## Stored items
────────────────
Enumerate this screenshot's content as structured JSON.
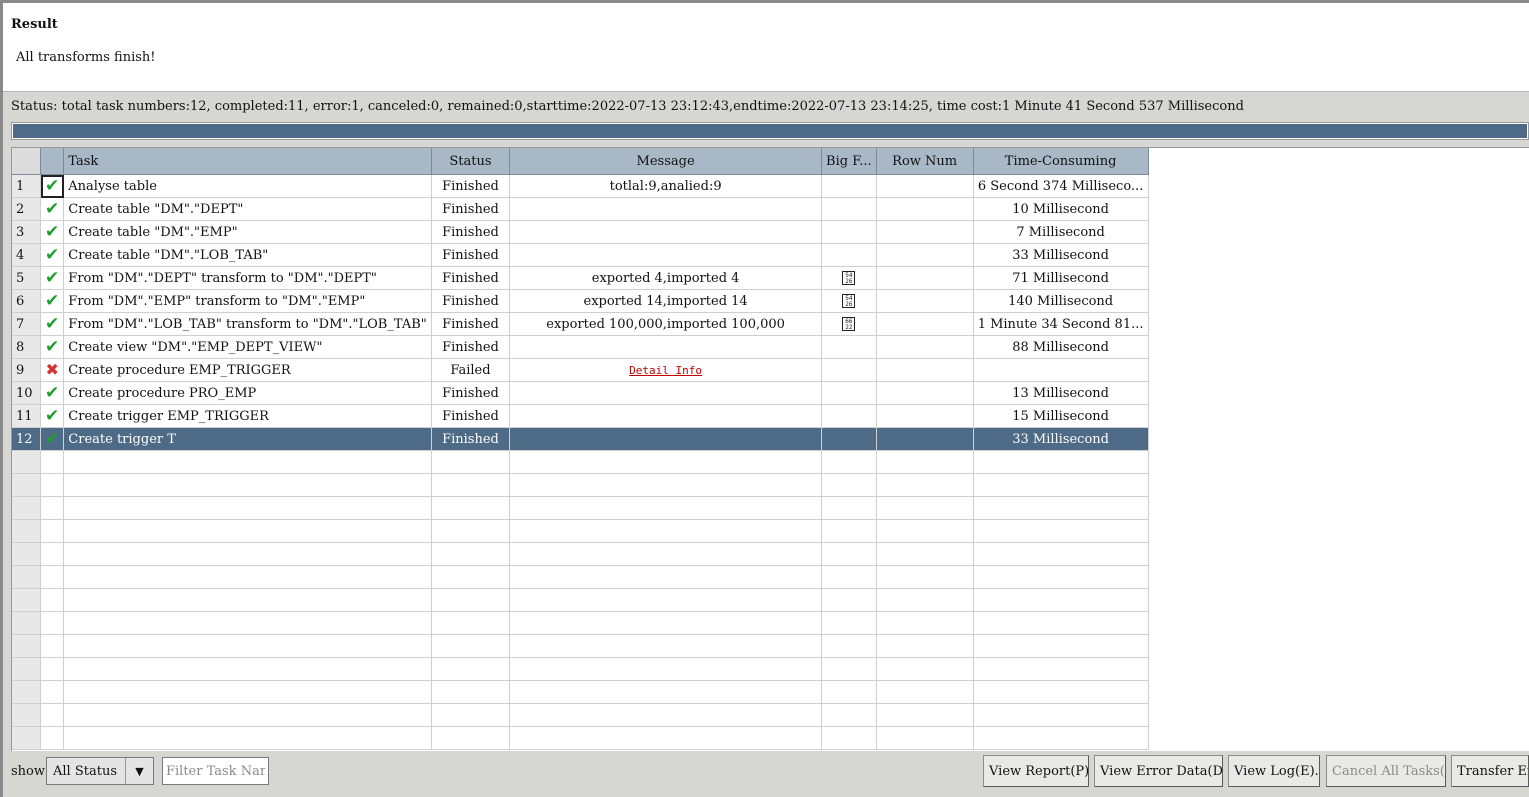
{
  "result": {
    "title": "Result",
    "message": "All transforms finish!"
  },
  "status_line": "Status: total task numbers:12, completed:11, error:1, canceled:0, remained:0,starttime:2022-07-13 23:12:43,endtime:2022-07-13 23:14:25, time cost:1 Minute 41 Second 537 Millisecond",
  "progress": {
    "fraction": 1.0
  },
  "table": {
    "headers": {
      "task": "Task",
      "status": "Status",
      "message": "Message",
      "bigfile": "Big F...",
      "rownum": "Row Num",
      "time": "Time-Consuming"
    },
    "rows": [
      {
        "num": "1",
        "icon": "check-icon",
        "task": "Analyse table",
        "status": "Finished",
        "message": "totlal:9,analied:9",
        "bigfile": "",
        "rownum": "",
        "time": "6 Second 374 Milliseco..."
      },
      {
        "num": "2",
        "icon": "check-icon",
        "task": "Create table \"DM\".\"DEPT\"",
        "status": "Finished",
        "message": "",
        "bigfile": "",
        "rownum": "",
        "time": "10 Millisecond"
      },
      {
        "num": "3",
        "icon": "check-icon",
        "task": "Create table \"DM\".\"EMP\"",
        "status": "Finished",
        "message": "",
        "bigfile": "",
        "rownum": "",
        "time": "7 Millisecond"
      },
      {
        "num": "4",
        "icon": "check-icon",
        "task": "Create table \"DM\".\"LOB_TAB\"",
        "status": "Finished",
        "message": "",
        "bigfile": "",
        "rownum": "",
        "time": "33 Millisecond"
      },
      {
        "num": "5",
        "icon": "check-icon",
        "task": "From \"DM\".\"DEPT\" transform to \"DM\".\"DEPT\"",
        "status": "Finished",
        "message": "exported 4,imported 4",
        "bigfile": "54 26",
        "rownum": "",
        "time": "71 Millisecond"
      },
      {
        "num": "6",
        "icon": "check-icon",
        "task": "From \"DM\".\"EMP\" transform to \"DM\".\"EMP\"",
        "status": "Finished",
        "message": "exported 14,imported 14",
        "bigfile": "54 26",
        "rownum": "",
        "time": "140 Millisecond"
      },
      {
        "num": "7",
        "icon": "check-icon",
        "task": "From \"DM\".\"LOB_TAB\" transform to \"DM\".\"LOB_TAB\"",
        "status": "Finished",
        "message": "exported 100,000,imported 100,000",
        "bigfile": "66 22",
        "rownum": "",
        "time": "1 Minute 34 Second 81..."
      },
      {
        "num": "8",
        "icon": "check-icon",
        "task": "Create view \"DM\".\"EMP_DEPT_VIEW\"",
        "status": "Finished",
        "message": "",
        "bigfile": "",
        "rownum": "",
        "time": "88 Millisecond"
      },
      {
        "num": "9",
        "icon": "cross-icon",
        "task": "Create procedure EMP_TRIGGER",
        "status": "Failed",
        "message": "Detail Info",
        "bigfile": "",
        "rownum": "",
        "time": ""
      },
      {
        "num": "10",
        "icon": "check-icon",
        "task": "Create procedure PRO_EMP",
        "status": "Finished",
        "message": "",
        "bigfile": "",
        "rownum": "",
        "time": "13 Millisecond"
      },
      {
        "num": "11",
        "icon": "check-icon",
        "task": "Create trigger EMP_TRIGGER",
        "status": "Finished",
        "message": "",
        "bigfile": "",
        "rownum": "",
        "time": "15 Millisecond"
      },
      {
        "num": "12",
        "icon": "check-icon",
        "task": "Create trigger T",
        "status": "Finished",
        "message": "",
        "bigfile": "",
        "rownum": "",
        "time": "33 Millisecond"
      }
    ],
    "selected_row": "12"
  },
  "filter": {
    "show_label": "show",
    "status_value": "All Status",
    "task_placeholder": "Filter Task Name"
  },
  "buttons": {
    "view_report": "View Report(P)...",
    "view_error_data": "View Error Data(D)...",
    "view_log": "View Log(E)...",
    "cancel_all": "Cancel All Tasks(S)",
    "transfer_errors": "Transfer Errors"
  }
}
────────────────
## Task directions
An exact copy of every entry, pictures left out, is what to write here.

## Exercise answer
Enumerate this screenshot's content as structured JSON.
{
  "result": {
    "title": "Result",
    "message": "All transforms finish!"
  },
  "status_line": "Status: total task numbers:12, completed:11, error:1, canceled:0, remained:0,starttime:2022-07-13 23:12:43,endtime:2022-07-13 23:14:25, time cost:1 Minute 41 Second 537 Millisecond",
  "progress": {
    "fraction": 1.0
  },
  "table": {
    "headers": {
      "task": "Task",
      "status": "Status",
      "message": "Message",
      "bigfile": "Big F...",
      "rownum": "Row Num",
      "time": "Time-Consuming"
    },
    "rows": [
      {
        "num": "1",
        "icon": "check-icon",
        "task": "Analyse table",
        "status": "Finished",
        "message": "totlal:9,analied:9",
        "bigfile": "",
        "rownum": "",
        "time": "6 Second 374 Milliseco..."
      },
      {
        "num": "2",
        "icon": "check-icon",
        "task": "Create table \"DM\".\"DEPT\"",
        "status": "Finished",
        "message": "",
        "bigfile": "",
        "rownum": "",
        "time": "10 Millisecond"
      },
      {
        "num": "3",
        "icon": "check-icon",
        "task": "Create table \"DM\".\"EMP\"",
        "status": "Finished",
        "message": "",
        "bigfile": "",
        "rownum": "",
        "time": "7 Millisecond"
      },
      {
        "num": "4",
        "icon": "check-icon",
        "task": "Create table \"DM\".\"LOB_TAB\"",
        "status": "Finished",
        "message": "",
        "bigfile": "",
        "rownum": "",
        "time": "33 Millisecond"
      },
      {
        "num": "5",
        "icon": "check-icon",
        "task": "From \"DM\".\"DEPT\" transform to \"DM\".\"DEPT\"",
        "status": "Finished",
        "message": "exported 4,imported 4",
        "bigfile": "54 26",
        "rownum": "",
        "time": "71 Millisecond"
      },
      {
        "num": "6",
        "icon": "check-icon",
        "task": "From \"DM\".\"EMP\" transform to \"DM\".\"EMP\"",
        "status": "Finished",
        "message": "exported 14,imported 14",
        "bigfile": "54 26",
        "rownum": "",
        "time": "140 Millisecond"
      },
      {
        "num": "7",
        "icon": "check-icon",
        "task": "From \"DM\".\"LOB_TAB\" transform to \"DM\".\"LOB_TAB\"",
        "status": "Finished",
        "message": "exported 100,000,imported 100,000",
        "bigfile": "66 22",
        "rownum": "",
        "time": "1 Minute 34 Second 81..."
      },
      {
        "num": "8",
        "icon": "check-icon",
        "task": "Create view \"DM\".\"EMP_DEPT_VIEW\"",
        "status": "Finished",
        "message": "",
        "bigfile": "",
        "rownum": "",
        "time": "88 Millisecond"
      },
      {
        "num": "9",
        "icon": "cross-icon",
        "task": "Create procedure EMP_TRIGGER",
        "status": "Failed",
        "message": "Detail Info",
        "bigfile": "",
        "rownum": "",
        "time": ""
      },
      {
        "num": "10",
        "icon": "check-icon",
        "task": "Create procedure PRO_EMP",
        "status": "Finished",
        "message": "",
        "bigfile": "",
        "rownum": "",
        "time": "13 Millisecond"
      },
      {
        "num": "11",
        "icon": "check-icon",
        "task": "Create trigger EMP_TRIGGER",
        "status": "Finished",
        "message": "",
        "bigfile": "",
        "rownum": "",
        "time": "15 Millisecond"
      },
      {
        "num": "12",
        "icon": "check-icon",
        "task": "Create trigger T",
        "status": "Finished",
        "message": "",
        "bigfile": "",
        "rownum": "",
        "time": "33 Millisecond"
      }
    ],
    "selected_row": "12"
  },
  "filter": {
    "show_label": "show",
    "status_value": "All Status",
    "task_placeholder": "Filter Task Name"
  },
  "buttons": {
    "view_report": "View Report(P)...",
    "view_error_data": "View Error Data(D)...",
    "view_log": "View Log(E)...",
    "cancel_all": "Cancel All Tasks(S)",
    "transfer_errors": "Transfer Errors"
  }
}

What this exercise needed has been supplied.